In 1769 Steuart wrote ‘Considerations on the interest of the County of Lanark,’ an attempt to prove that ‘high prices of corn were advantageous to manufacture as well as to agriculture.’ In December 1771 he procured a formal pardon, was presented at court, and became concerned in the affairs of the East India Company, for whose use he printed in 1772, ‘The Principles of Money applied to the present state of the Coin of Bengal.’ The court of directors gave him their thanks and the present of a diamond ring. The treatise led to some correspondence with Francis, then one of the supreme council of Bengal.
In 1773 he obtained, by the decease of his relative Sir Archibald Denham, the estate of Westshields on condition that he took the name of Denham. He afterwards wrote ‘Observations on the New Bill for altering the Laws which regulate the Qualifications of Freeholders,’ &c., 1775, maintaining that the proposal was contrary to the Act of Union; ‘A Plan for introducing an Uniformity of Weights and Measures,’ published in his ‘Works;’ ‘Observations on Dr. Beattie's Essay on Truth,’ 1775; ‘Critical Remarks on the Atheistical Falsehoods of the System of Nature,’ 1775; ‘Dissertation concerning the Motive of Obedience to the Laws of God’ (‘Works’).

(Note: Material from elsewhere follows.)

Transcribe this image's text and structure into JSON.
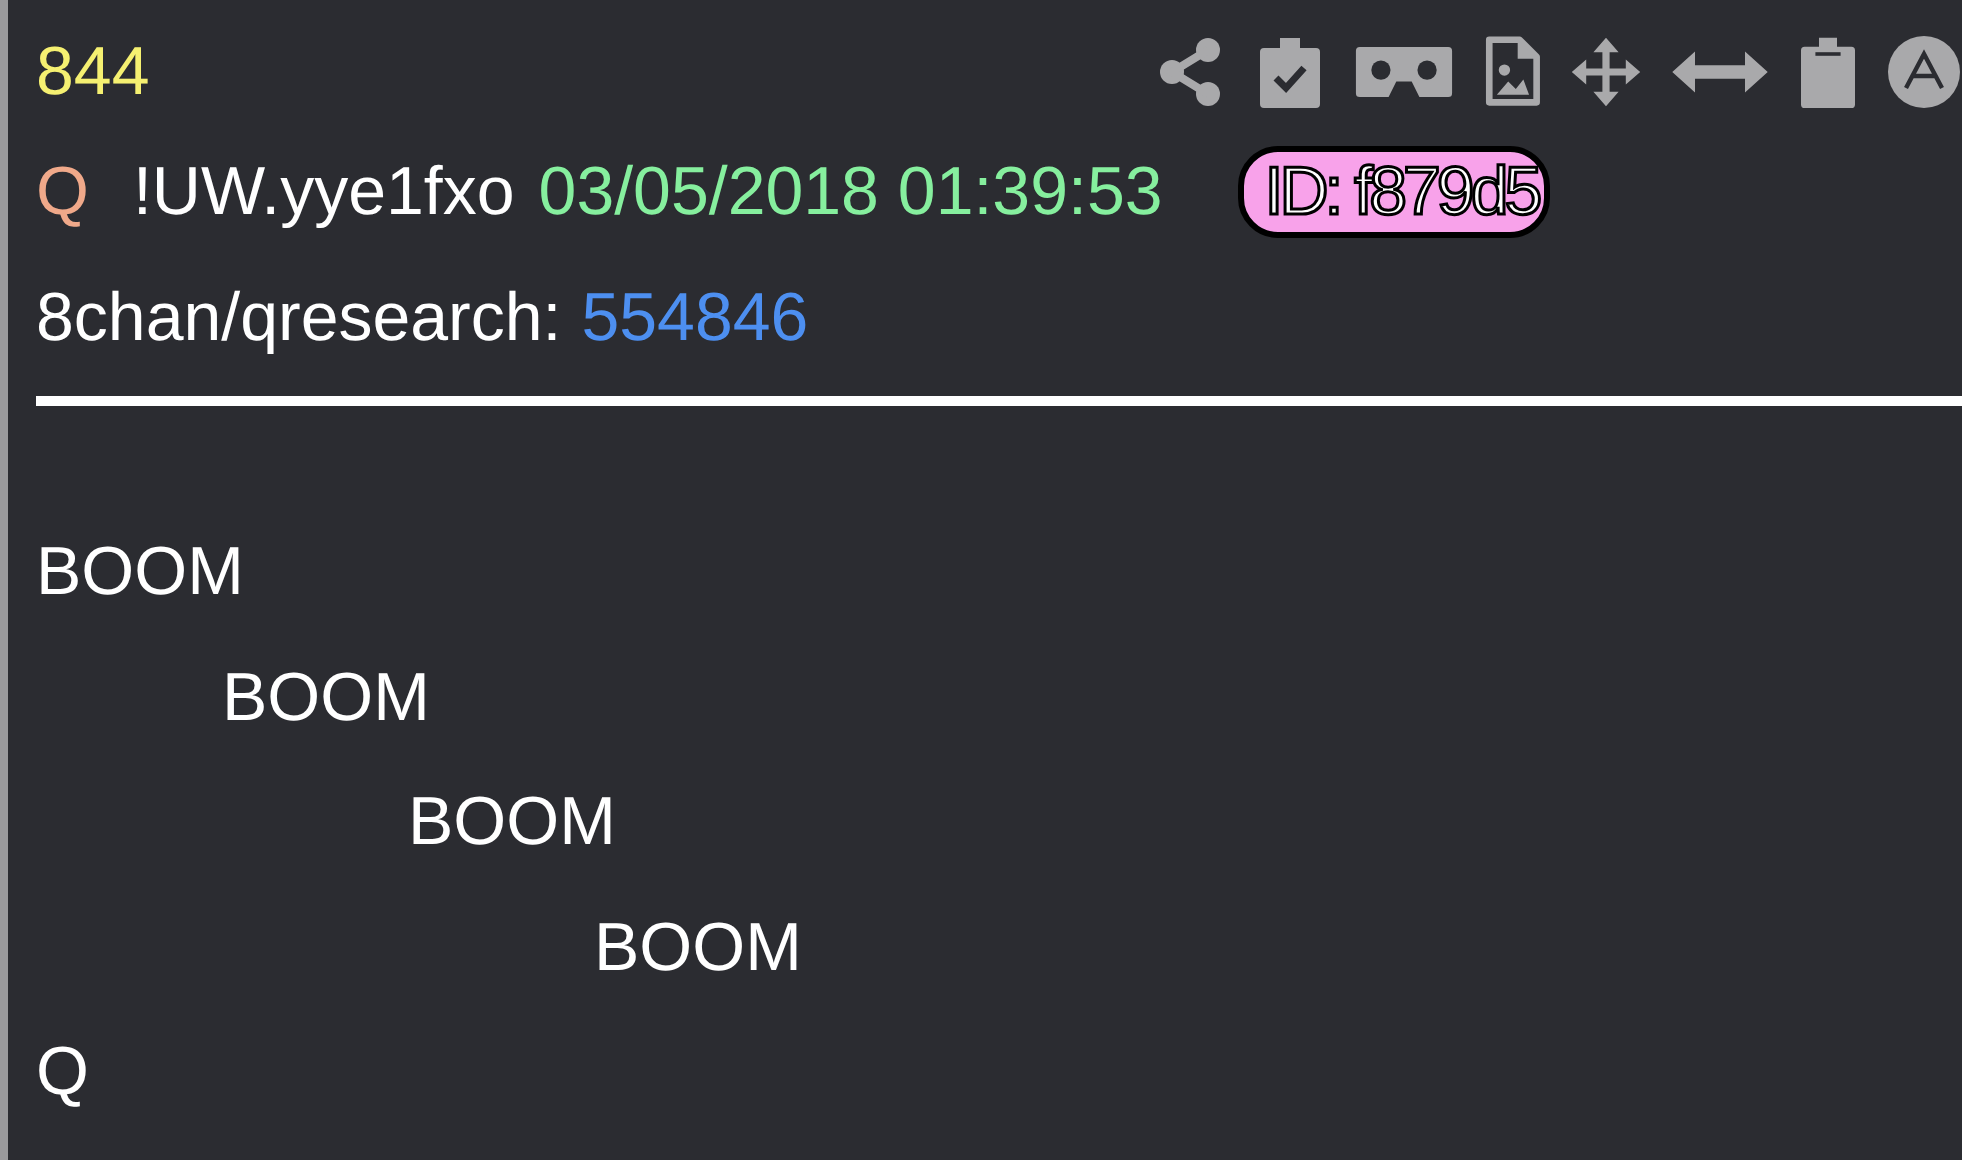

Denham died at Edinburgh on 26 Nov. 1780, and is buried at Cambusnethan. By his wife, who survived him, he had a daughter who died in infancy, and a son, afterwards General Sir James Steuart Denham the younger [q. v.], who edited his ‘Works’ in six volumes (with memoir, 1805), and erected a tablet to him in Westminster Abbey.[Works, &c.; Scots Mag. 1747, p. 259, 1780 pp. 618, 623 et seq.; Gent. Mag. 1780, p. 590, 1781, pp. 28, 29; Annual Register, 1780, p. 252; London Mag. 1780, p. 619. In 1818 ‘Original Letters from the Right Hon. Lady Mary W. Montagu to Sir James and Lady Frances Steuart, and Memoirs and Anecdotes of these distinguished persons,’ was privately printed at Greenock. It was edited by Mr. Dunlop, collector of excise there (Martin, Cat. of Privately Printed Books). Add. MS. 22901, f. 173.]